I sit here at my computer, thinking about the words that my fingers will type into the next line of text. At the same time, part of my mind stands outside, watching me as I work, noting the way my shoulders tense when I’m searching for a word. And behind that, still another layer observes how my mind is able to observe itself. And behind that, perhaps, still another layer.
How can it be that we humans can simultaneously get involved, and observe ourselves getting involved?
“We’re doing some tough thinking about this issue,” the late Val Anderson told a meeting of the United Church of Canada’s national executive, some decades ago. “And we’re thinking about how we’re doing that thinking—that’s good. But are we giving any thought to how we’re thinking about our thinking?”
I wonder if any other creatures could even ask that question, let alone understand it.
Other creatures have ways of communicating with each other, certainly. Whales and dolphins send long distance messages through the ocean; elephants apparently do the same through the ground, at frequencies below human perception. Wolves howl in the night; birds twitter; bees dance. Even trees have ways of warning each other about insect infestations and browsing giraffes.
But does a giraffe ever stand back from browsing on an acacia tree and think about what it’s doing?
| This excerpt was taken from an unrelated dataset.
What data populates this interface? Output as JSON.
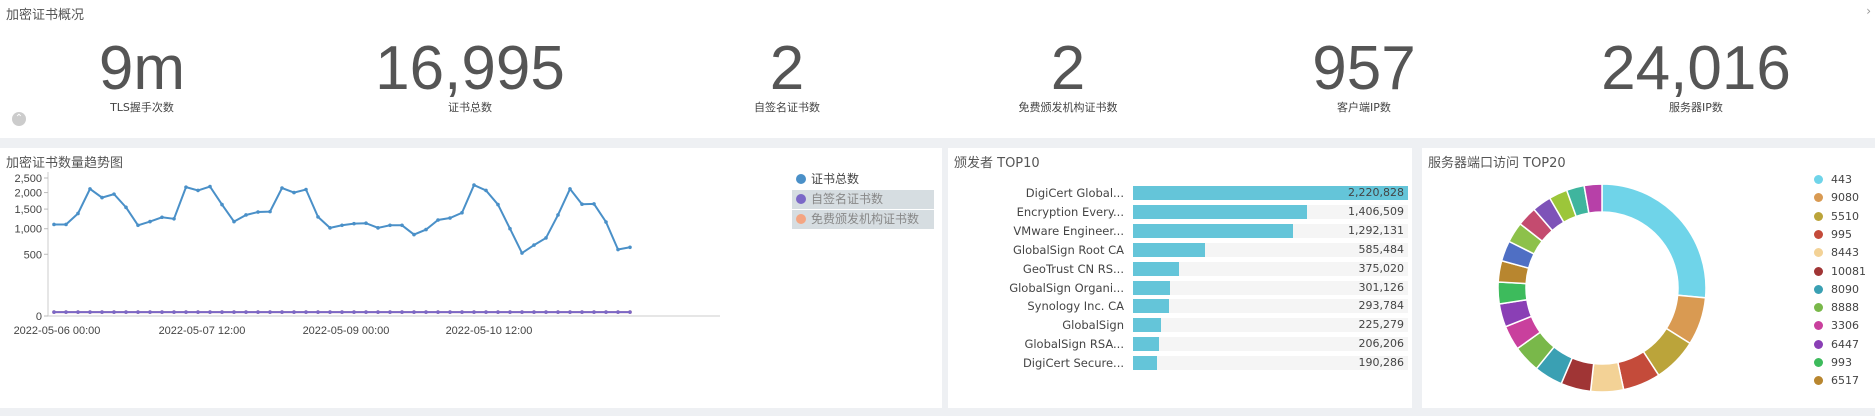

Is a laboratory rat aware that it’s making a mental map of a maze?
Therapists use precisely that ability to step outside oneself, in what author Paul Smith calls “two-chair work” in his book Integral Christianity.
“In two-chair work,” he writes, “I sit in one chair, and in my imagination put the disturbing person or situation in the other chair. Next I talk to them, saying whatever I was thinking or feeling. Then I literally trade places—I go and sit in the second chair, and BE the other person or situation. I share back to myself—the self I imagine still sitting in the first chair.”
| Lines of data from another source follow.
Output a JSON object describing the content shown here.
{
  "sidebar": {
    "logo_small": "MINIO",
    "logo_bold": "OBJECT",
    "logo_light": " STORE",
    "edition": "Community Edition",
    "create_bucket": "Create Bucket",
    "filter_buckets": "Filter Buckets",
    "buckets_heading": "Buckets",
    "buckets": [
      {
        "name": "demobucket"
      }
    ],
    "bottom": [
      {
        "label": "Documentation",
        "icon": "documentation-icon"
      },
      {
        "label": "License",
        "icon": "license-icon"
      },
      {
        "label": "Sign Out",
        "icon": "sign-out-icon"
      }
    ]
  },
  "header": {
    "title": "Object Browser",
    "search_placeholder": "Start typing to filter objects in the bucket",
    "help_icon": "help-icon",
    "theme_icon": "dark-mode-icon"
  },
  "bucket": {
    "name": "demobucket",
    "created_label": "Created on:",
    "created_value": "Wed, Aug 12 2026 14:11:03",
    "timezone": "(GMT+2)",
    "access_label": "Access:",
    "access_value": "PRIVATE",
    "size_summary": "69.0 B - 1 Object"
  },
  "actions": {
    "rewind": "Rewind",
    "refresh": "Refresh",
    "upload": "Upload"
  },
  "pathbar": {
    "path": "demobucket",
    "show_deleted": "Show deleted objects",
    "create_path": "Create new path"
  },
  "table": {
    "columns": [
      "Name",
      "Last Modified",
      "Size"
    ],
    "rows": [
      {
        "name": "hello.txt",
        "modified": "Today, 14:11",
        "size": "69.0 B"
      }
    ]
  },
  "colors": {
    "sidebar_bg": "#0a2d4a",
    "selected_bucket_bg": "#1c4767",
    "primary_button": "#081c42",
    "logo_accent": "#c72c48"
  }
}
Smith relates the process to the first, second, and third person pronouns we use in speech.
First you face the situation objectively, as an “it.” Then you talk to the other, directly, as a “you,” pulling no punches. Finally, you become the other, as a first person “I.”
Except that you’re now a different “I.”
The role switching might happen several times. The key is to train yourself to see things through the other’s eyes and experiences.
It was, I understand, a key step in developing the peace process in Northern Ireland. The historically hostile sides were sent off to write out a position statement for the other side. Did you get that? Not to defend their own position, but for the OTHER side.
To walk in the other’s shoes.
To live in the other’s experience.
It’s a practical application of the age-old instruction to “love your neighbour as yourself,” and the Golden Rule to “treat the other as you would like to be treated.”
And it’s possible only because our minds are somehow able to step outside our personal preoccupations and observe themselves.
Some of us, anyway.